Cognitive behavioural therapy (CBT)

Cognitive behavioural therapy (CBT)

Cognitive behavioural therapy, or CBT, is a form of therapy that aims to change the way you think and act in order to aid you in managing the negative effects of PTSD. Trauma-focused CBT specifically looks at ways of allowing you to come to terms with events that have traumatised you through a broad range of different psychological techniques.

As an example, one means of allowing you to confront the traumatic events of the past is to consciously consider them in detail. It may seem counter-intuitive to purposefully dwell on the cause of your trauma, yet part of the problem PTSD causes is a disordering of thought and memory. It can be tough to recall events accurately, and one might suffer from the loss of memories, or recall events incorrectly, out of order, or in an understated or exaggerated manner.

In other words, the mind suffering from PTSD can confuse its own recollection of events. Without a true memory to steady yourself, it can be very difficult to react in a rational, proportionate manner to events, both past and present. You may over-react to certain situations and triggers, or experience a sense of detachment from reality as a result.

Consciously and carefully recalling the trauma events in as much detail as possible allows you to correct this disruption in your thoughts and regain control.

This process, quite naturally, causes distress while you’re working on it. Recalling events that were traumatic to you is, in itself, traumatic. It is, however, a necessary process that allows you to deal with the trauma. Your therapist will be there to help you cope with any distress the process causes, while simultaneously identifying unhelpful thoughts you may be having or misrepresentations about the experience that you believe.

Through this process, your therapist will help you find ways of taking control of your distress and fear and shifting from the negative way you perceive events – usually characterised by a sense of blame for what happened, or fear it will happen again.

You may also be encouraged to gradually restart any activities you have avoided since your experience, such as driving a car if you had an accident.

You will usually have 8-12 weekly sessions of trauma-focused CBT, although fewer may be needed if the treatment starts within one month of the traumatic event.

Sessions where the trauma is discussed will usually last for around 90 minutes.

Read more about CBT on the NHS website.
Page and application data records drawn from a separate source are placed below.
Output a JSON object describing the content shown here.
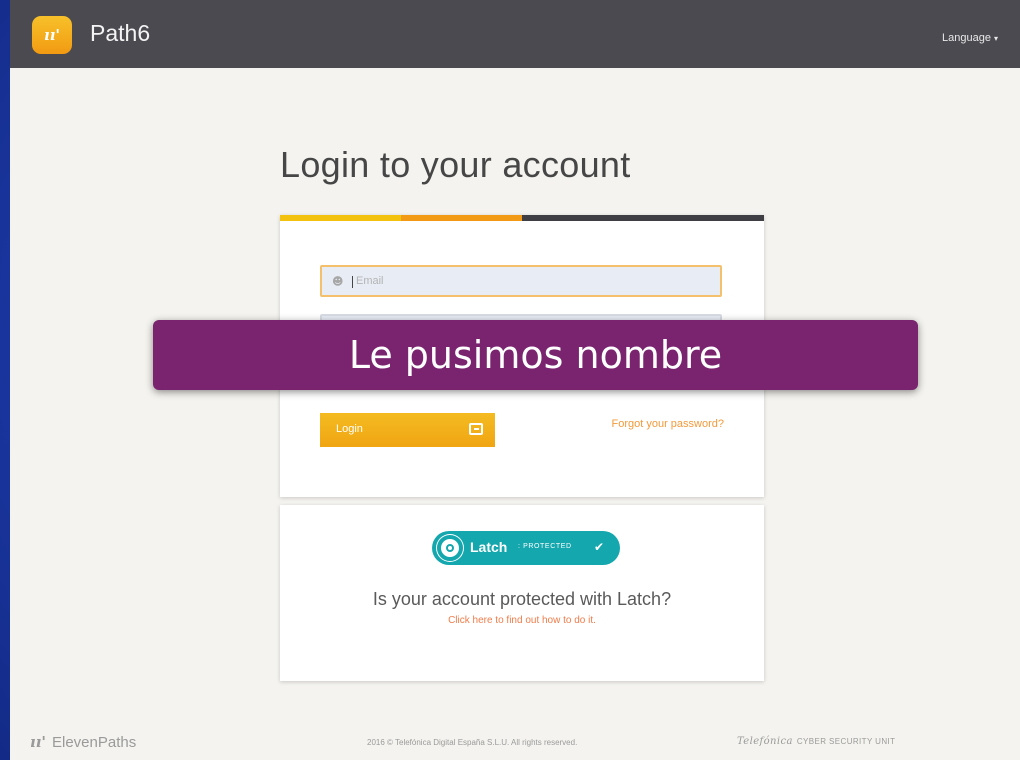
{
  "topbar": {
    "logo_mark": "ıı'",
    "brand": "Path6",
    "language_label": "Language",
    "language_caret": "▾"
  },
  "page_title": "Login to your account",
  "login_form": {
    "email_placeholder": "Email",
    "login_label": "Login",
    "forgot_password": "Forgot your password?"
  },
  "latch": {
    "name": "Latch",
    "status": ": PROTECTED",
    "check": "✔",
    "question": "Is your account protected with Latch?",
    "link": "Click here to find out how to do it."
  },
  "footer": {
    "left_mark": "ıı'",
    "left": "ElevenPaths",
    "copyright": "2016 © Telefónica Digital España S.L.U. All rights reserved.",
    "right_logo": "Telefónica",
    "right": "CYBER SECURITY UNIT"
  },
  "overlay": {
    "caption": "Le pusimos nombre"
  },
  "colors": {
    "slide_background": "#1c3aa8",
    "topbar": "#4b4a50",
    "accent_yellow": "#f2c20e",
    "accent_orange": "#f29a16",
    "latch_teal": "#14a7ae",
    "overlay_purple": "#7a246f"
  }
}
PTSD UK Blog

You’ll find up-to-date news, research and information here along with some great tips to ease your PTSD in our blog.

What I learnt from having PTSD

It’s now been 2 and a half years since I got back to the ‘old me’ following EMDR treatment for my PTSD. My daily suffering with PTSD was easily the worst time of my life – I honestly had no

Read More »

How Kundalini Yoga can ease some PTSD symptoms

In recent years, holistic health and wellbeing have grown in importance and widespread popular appeal. A growing number of people now spend their evening cold-pressing green juices, limbering up for Pilates, dipping veggies in hummus, or skin-brushing in the bath.

Read More »

Are you looking to fundraise for PTSD UK?

THANK YOU!!  We are a small charity so our main goals at the moment are to increase awareness that we exist (so people can get the support and information they need) and to maximise fundraising to allow us to achieve our mission of supporting everyone in the UK affected by PTSD, no matter the trauma that caused it.